Task prompt:
When a line in the entries below contains the word "Scare", copy that line.

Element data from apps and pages

=-=-=-=-=

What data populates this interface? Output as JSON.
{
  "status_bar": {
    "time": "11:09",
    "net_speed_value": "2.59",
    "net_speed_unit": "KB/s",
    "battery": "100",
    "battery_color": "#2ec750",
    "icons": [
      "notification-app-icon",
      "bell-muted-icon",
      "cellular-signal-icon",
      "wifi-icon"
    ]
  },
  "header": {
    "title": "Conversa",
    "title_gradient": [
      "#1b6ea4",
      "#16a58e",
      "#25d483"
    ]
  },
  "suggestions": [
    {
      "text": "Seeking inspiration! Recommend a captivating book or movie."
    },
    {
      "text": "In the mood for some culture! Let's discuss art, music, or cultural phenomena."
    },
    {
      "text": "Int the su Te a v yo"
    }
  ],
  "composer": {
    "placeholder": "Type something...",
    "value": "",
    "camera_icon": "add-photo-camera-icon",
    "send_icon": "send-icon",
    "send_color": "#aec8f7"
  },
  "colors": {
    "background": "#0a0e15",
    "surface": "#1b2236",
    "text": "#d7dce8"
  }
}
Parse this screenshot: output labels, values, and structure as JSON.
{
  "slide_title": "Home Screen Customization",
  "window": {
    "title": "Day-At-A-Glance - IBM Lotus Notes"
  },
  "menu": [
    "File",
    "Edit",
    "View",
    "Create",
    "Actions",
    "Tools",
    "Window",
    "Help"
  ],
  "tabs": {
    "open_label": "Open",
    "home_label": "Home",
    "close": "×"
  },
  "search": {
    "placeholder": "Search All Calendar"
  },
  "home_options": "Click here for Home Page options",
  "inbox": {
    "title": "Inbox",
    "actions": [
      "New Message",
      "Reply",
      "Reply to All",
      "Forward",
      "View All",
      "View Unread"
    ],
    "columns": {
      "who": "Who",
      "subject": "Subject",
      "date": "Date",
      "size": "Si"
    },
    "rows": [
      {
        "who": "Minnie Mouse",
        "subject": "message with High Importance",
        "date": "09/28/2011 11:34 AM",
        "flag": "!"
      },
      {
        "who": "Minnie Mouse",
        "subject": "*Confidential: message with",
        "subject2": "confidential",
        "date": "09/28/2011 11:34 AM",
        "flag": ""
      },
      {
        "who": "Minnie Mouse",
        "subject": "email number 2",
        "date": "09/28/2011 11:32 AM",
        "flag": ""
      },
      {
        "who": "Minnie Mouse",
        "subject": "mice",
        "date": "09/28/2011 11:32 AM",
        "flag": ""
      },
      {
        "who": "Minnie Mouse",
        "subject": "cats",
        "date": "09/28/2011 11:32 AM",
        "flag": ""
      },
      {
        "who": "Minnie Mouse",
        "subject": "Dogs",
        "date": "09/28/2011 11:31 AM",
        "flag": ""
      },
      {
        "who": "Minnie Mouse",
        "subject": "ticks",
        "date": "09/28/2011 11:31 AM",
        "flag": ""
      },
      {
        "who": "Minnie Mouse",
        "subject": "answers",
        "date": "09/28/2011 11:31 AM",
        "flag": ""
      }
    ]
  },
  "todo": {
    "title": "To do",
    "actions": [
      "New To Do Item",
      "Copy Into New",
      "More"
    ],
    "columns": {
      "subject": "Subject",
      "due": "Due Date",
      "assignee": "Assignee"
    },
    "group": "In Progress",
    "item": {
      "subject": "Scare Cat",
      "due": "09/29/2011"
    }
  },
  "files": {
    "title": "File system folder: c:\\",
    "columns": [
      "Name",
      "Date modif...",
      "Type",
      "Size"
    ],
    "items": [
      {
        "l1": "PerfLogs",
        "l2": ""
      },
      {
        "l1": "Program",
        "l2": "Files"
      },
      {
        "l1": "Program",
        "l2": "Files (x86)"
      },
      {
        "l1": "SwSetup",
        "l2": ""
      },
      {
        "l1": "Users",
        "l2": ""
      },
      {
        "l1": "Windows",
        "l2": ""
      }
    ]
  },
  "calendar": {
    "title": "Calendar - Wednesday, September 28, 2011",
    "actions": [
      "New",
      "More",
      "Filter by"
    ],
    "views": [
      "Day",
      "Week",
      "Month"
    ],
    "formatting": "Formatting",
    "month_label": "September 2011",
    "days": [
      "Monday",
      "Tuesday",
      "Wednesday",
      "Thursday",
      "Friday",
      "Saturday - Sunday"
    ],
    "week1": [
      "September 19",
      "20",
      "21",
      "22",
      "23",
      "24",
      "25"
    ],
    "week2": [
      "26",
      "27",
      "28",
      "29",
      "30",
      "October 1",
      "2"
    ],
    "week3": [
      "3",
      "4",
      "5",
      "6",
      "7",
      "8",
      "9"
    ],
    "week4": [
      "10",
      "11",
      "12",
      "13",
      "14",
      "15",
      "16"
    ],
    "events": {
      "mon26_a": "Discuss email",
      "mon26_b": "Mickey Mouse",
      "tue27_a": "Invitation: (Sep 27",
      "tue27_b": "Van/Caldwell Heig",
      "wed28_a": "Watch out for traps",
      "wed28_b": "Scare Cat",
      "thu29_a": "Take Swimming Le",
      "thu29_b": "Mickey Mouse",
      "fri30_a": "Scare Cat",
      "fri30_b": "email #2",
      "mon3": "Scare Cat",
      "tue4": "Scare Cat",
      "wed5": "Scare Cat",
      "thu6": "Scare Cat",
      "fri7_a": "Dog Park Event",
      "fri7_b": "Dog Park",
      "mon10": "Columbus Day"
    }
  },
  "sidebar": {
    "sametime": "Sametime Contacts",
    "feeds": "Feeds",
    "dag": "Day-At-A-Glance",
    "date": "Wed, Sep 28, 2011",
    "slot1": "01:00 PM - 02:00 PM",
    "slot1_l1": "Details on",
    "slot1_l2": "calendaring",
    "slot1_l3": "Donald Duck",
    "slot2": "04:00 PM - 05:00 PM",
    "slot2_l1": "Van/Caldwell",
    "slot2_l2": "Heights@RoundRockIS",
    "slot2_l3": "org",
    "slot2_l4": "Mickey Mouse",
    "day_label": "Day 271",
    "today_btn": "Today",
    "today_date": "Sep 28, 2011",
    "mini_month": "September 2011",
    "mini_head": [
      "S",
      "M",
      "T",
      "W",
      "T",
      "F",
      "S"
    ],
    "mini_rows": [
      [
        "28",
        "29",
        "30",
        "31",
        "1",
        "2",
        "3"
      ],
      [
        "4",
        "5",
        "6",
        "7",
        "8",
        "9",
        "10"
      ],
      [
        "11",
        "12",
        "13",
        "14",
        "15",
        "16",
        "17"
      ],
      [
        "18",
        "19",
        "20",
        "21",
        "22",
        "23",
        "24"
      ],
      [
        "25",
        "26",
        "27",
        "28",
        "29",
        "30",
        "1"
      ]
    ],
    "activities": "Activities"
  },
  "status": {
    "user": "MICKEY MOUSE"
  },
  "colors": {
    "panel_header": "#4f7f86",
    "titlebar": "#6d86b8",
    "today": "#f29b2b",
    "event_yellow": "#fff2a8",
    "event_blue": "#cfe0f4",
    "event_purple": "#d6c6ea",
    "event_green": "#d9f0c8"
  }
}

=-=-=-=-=

Completed exercise:
      "subject": "Scare Cat",
      "wed28_b": "Scare Cat",
      "fri30_a": "Scare Cat",
      "mon3": "Scare Cat",
      "tue4": "Scare Cat",
      "wed5": "Scare Cat",
      "thu6": "Scare Cat",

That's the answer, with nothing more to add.